We are now seeing similarly armed gangs move into our urban areas, attacking the homes of even well-secured people with overwhelming numbers.
The police obviously have a large number of responsibilities and have to juggle staff and other resources to cover these.
We have all seen “blitzes” where more manpower and resources are allocated to a particular operation to curb or prevent a particular nuisance.
Yet the police must now take a stronger lead in the battle against violent crime.
This, from a layman’s point of view, seems to involve several measures.
The CID might well need to be reinforced, especially the homicide section that deals with violent crime and has done so well for so long.
It appears that more officers need to be assigned when gangs are confronted.
One major problem from the police reports of that killing at Battlefields was that four officers were facing a large gang.

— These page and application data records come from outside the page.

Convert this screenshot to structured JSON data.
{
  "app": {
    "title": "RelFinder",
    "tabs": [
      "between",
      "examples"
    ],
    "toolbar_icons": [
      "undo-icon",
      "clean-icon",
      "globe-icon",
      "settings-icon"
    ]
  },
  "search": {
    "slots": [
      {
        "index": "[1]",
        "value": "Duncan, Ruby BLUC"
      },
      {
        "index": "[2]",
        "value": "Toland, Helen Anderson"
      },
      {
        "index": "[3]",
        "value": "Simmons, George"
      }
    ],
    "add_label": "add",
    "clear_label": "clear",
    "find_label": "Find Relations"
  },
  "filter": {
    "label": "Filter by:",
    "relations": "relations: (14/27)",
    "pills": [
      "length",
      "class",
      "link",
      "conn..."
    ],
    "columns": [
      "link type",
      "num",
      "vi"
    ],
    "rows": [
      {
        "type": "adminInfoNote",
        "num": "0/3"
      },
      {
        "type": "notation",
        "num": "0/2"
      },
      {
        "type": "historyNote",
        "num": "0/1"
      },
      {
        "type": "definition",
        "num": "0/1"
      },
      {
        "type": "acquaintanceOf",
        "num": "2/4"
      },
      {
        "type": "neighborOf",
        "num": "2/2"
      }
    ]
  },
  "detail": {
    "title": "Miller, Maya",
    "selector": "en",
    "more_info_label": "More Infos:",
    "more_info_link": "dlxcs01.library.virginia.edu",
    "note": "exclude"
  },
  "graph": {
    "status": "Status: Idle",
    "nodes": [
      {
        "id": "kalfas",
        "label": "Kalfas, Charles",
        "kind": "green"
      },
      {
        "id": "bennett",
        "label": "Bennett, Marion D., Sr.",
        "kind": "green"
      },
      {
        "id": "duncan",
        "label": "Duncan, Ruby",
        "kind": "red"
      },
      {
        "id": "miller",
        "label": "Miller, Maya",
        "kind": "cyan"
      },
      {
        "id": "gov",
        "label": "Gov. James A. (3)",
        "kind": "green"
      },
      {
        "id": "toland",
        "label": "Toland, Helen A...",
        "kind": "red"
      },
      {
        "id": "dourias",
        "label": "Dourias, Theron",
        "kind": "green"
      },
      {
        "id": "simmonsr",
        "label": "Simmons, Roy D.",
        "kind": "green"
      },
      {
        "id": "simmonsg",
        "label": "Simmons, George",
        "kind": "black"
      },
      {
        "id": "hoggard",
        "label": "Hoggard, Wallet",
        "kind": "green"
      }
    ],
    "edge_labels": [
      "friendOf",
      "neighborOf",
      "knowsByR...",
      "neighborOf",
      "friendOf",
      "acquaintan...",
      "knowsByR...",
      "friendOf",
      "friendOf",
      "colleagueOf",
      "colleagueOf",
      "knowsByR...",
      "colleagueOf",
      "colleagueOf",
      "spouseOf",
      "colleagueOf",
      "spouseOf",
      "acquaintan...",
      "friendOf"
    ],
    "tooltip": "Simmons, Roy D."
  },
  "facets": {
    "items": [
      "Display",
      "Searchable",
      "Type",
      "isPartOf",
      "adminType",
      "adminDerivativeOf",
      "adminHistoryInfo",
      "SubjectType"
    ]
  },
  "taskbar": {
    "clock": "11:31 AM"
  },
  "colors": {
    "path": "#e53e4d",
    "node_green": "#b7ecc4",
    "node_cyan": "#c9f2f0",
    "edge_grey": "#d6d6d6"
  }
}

Normally four police officers can handle a great deal, but confronting a large determined violent gang is not one of these.
This implies that officers in charge of stations and their superiors at district level need to be able to call for reinforcements quickly.
Fortunately, ZRP has been training quick reaction units and has the Support Unit of officers trained and armed to cope with large violent armed gangs.
This might require squads of such officers assigned to stations or district headquarters and on standby so that a suitable reinforcement can be sent very quickly.
That must also require, considering scarce resources, some sort of rearrangement of transport.
But no matter what reassignments and reorganisation is done by the police, it will come to naught unless the public is willing, able and keen to play its part.
A squad of armed policemen cannot confront a gang of robbers unless they know where that gang is, what it is doing, how it is moving and where it is going.
But many ordinary people are looking at them and can at least report.
The police have advised householders to ensure their premises are secure.
This is good advice.
Even the best security will not stop a determined gang, but it will delay it and that delay can be used by everyone to get something effective done.
We are confident from past performance that the police can defeat the robber gangs.
But that might require adjusting staff levels and assignments and must bring in the public, at least as the eyes and ears of the police.
When it comes to violent crime, differences of opinion are minimal.
We can all work together to beat it. Doing so would be a good start to the new year.
We need to see confidence in the banking sector restored so that people don’t keep large amounts of money in homes.
In Zimbabwe it is rare for big businesses to be attacked by robbers because they have proper security and generally bank whatever cash they have.
It is the informal sector, where large amounts of cash circulate, that is a big attraction for these gangs.
Zimbabwe has enough political and economic challenges to deal with and should not allow violent crime to become one of them.